Sweden has become the latest country to ban the use of Huawei equipment for 5G roll out. The European country announced the decision on Tuesday after consultation with its security services.
“In accordance with new legislation, which entered into force on 1 January 2020, an examination of applications has been conducted in consultation with the Swedish Armed Forces and the Swedish Security Service, to ensure that the use of radio equipment in these bands does not cause harm to Sweden’s security.
“New installations and new implementation of central functions for the radio use in the frequency bands must not be carried out with products from suppliers Huawei or ZTE. If existing infrastructure for central functions is to be used to provide services in the concerned frequency bands, products from Huawei and ZTE must be phased out 1 January 2025 at the latest,” the Swedish Post and Telecom Authority (PTS) said in a statement.
Security concerns over the use of Huawei’s 5G infrastructure has been gaining momentum in Europe, following US pressure.
In January, Sweden enacted a law to protect its communication from security breaches. Under that law, a radio license holder must take technical and organizational actions to ensure that the use of the radio does not cause breach of Sweden’s security. Based on national security concerns that have forced many nations to sever ties with Huawei, Sweden can’t guarantee that the embattled Chinese company can be trusted to keep the law.
Sweden’s security service called China “one of the biggest threats against Sweden”.
The development followed London’s decision to oust Huawei from its 5G infrastructure in July. Belgium also announced the ban of Huawei from its 5G deployment earlier this month. The decisions however, may result in slower and higher costs of 5G roll out in Europe, and risk a possible backlash from China who has been fighting to protect Huawei’s global 5G leadership.
“The ban leaves network operators with less options and risks slowing the rollout of 5G in markets where competitions is reduced,” said Ben Wood, chief of research at CCS Insight.
Chinese government may target European commodities in retaliation, especially now that the EU is seeking bilateral partnership to overcome the economic strains of the coronavirus pandemic.
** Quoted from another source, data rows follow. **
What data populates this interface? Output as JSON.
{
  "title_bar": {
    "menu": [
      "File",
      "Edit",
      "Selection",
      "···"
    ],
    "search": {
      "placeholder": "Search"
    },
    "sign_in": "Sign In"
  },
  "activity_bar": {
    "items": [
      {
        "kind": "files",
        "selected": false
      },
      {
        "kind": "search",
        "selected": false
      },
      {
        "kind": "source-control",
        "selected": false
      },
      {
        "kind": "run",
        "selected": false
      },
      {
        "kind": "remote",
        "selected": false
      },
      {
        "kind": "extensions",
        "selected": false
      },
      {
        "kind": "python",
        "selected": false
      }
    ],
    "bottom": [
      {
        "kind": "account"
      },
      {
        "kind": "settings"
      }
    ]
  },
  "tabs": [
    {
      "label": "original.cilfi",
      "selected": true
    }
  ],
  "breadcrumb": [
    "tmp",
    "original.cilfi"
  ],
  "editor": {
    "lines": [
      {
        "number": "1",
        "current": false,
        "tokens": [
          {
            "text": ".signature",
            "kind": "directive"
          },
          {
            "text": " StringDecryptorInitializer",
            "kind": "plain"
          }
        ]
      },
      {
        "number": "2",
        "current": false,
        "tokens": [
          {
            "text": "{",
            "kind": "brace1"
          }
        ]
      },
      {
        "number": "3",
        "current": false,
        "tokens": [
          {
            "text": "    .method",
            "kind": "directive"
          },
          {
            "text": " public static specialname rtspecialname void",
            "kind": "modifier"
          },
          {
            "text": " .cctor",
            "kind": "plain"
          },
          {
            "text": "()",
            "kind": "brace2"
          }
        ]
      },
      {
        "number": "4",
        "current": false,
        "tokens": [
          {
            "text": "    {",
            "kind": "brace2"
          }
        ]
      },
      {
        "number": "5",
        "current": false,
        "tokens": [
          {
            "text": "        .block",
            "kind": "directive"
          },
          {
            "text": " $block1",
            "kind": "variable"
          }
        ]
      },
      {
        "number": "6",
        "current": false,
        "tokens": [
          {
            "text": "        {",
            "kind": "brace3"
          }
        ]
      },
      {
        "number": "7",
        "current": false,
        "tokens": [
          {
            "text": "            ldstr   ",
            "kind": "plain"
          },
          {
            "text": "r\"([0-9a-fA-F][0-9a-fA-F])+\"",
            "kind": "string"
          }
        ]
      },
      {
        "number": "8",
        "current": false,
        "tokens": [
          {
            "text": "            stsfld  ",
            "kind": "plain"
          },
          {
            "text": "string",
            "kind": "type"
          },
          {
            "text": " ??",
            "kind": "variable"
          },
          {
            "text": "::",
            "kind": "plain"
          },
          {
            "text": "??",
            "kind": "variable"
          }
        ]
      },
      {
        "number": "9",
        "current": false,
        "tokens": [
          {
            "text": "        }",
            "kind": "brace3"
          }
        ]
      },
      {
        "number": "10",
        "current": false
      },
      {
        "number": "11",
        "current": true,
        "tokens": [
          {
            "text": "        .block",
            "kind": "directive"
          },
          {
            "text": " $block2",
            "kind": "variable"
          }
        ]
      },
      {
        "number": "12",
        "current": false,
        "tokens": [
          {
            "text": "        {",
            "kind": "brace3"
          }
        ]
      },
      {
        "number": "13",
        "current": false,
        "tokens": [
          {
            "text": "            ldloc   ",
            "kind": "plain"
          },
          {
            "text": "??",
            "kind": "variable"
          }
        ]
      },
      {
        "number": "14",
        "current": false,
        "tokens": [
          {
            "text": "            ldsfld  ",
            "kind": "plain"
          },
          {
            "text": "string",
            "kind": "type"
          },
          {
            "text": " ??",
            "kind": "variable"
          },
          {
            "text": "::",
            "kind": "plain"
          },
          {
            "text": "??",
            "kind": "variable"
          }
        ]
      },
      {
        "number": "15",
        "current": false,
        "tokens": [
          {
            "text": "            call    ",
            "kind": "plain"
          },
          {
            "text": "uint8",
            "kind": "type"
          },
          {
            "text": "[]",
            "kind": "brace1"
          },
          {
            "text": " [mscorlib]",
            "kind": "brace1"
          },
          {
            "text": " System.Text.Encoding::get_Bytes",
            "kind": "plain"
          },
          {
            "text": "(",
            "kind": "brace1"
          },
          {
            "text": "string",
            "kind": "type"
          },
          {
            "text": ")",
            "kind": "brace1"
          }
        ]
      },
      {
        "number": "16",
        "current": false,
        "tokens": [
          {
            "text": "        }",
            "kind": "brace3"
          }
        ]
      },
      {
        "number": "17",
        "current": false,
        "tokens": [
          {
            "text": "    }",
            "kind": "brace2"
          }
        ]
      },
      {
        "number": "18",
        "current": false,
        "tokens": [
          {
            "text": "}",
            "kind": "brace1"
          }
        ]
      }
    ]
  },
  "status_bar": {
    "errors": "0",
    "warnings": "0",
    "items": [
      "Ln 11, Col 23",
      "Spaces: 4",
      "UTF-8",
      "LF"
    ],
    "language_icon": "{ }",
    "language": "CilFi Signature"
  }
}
“It could be that some of the European vendors will sell less in China going forward if the Chinese are selling less in Europe going forward,” said Kjell Johnsen, CEO of Swedish-based telecom operator Tele2 in a post-earnings conference call.
The bans on Huawei have placed Finish Nokia and Swedish Ericsson in a lucrative position as their participation in the 5G roll out has increased significantly in the past few months.
The PTS approved the participation of Sweden’s Hi3G Access, Net4Mobility, Telia Sverige and Teracom in the planned spectrum auction of 3.5 GHZ and 2.3 GHz, key bands crucial for the roll out of 5G.
Tele2 and Telenor will participate together as Net4Mobility to secure spectrum for a joint nationwide 5G network.
Tele2 uses Huawei equipment but said, according to Reuters, “that the decision of PTS will not change our plan substantially”.
“Many operators have already proven that when they rip and replace Chinese equipment, it doesn’t have a negative impact on their capital spending,” said John Strand, and industry consultant.
Among the European countries facing the decision to axe Huawei, Germany has been dragging its feet in fear of ruining its chances of developing new business relationships with China.
The WSJ reported in July that China is considering retaliating against European telecom companies, Nokia and Ericsson if the European Union follows the United States and Britain in banning Huawei.
China’s Ministry of Commerce is looking into export controls that would prevent Nokia and Ericsson from sending products it makes in China to other countries, according to the report.
Germany is in economic talks with China aimed at revamping its economy plummeted by the COVID-19 pandemic. The European economic power is wary that any move to disengage Huawei will affect its chances of securing a deal with the world’s second largest economy.
Sweden appears to have little to lose as Ericsson is positioning itself as a gainer of increasing Huawei’s fallouts with many countries. But while some European countries have insouciantly followed the steps of the United States in axing Huawei, others are carefully trying to avoid picking the axe in fear of retaliation from China.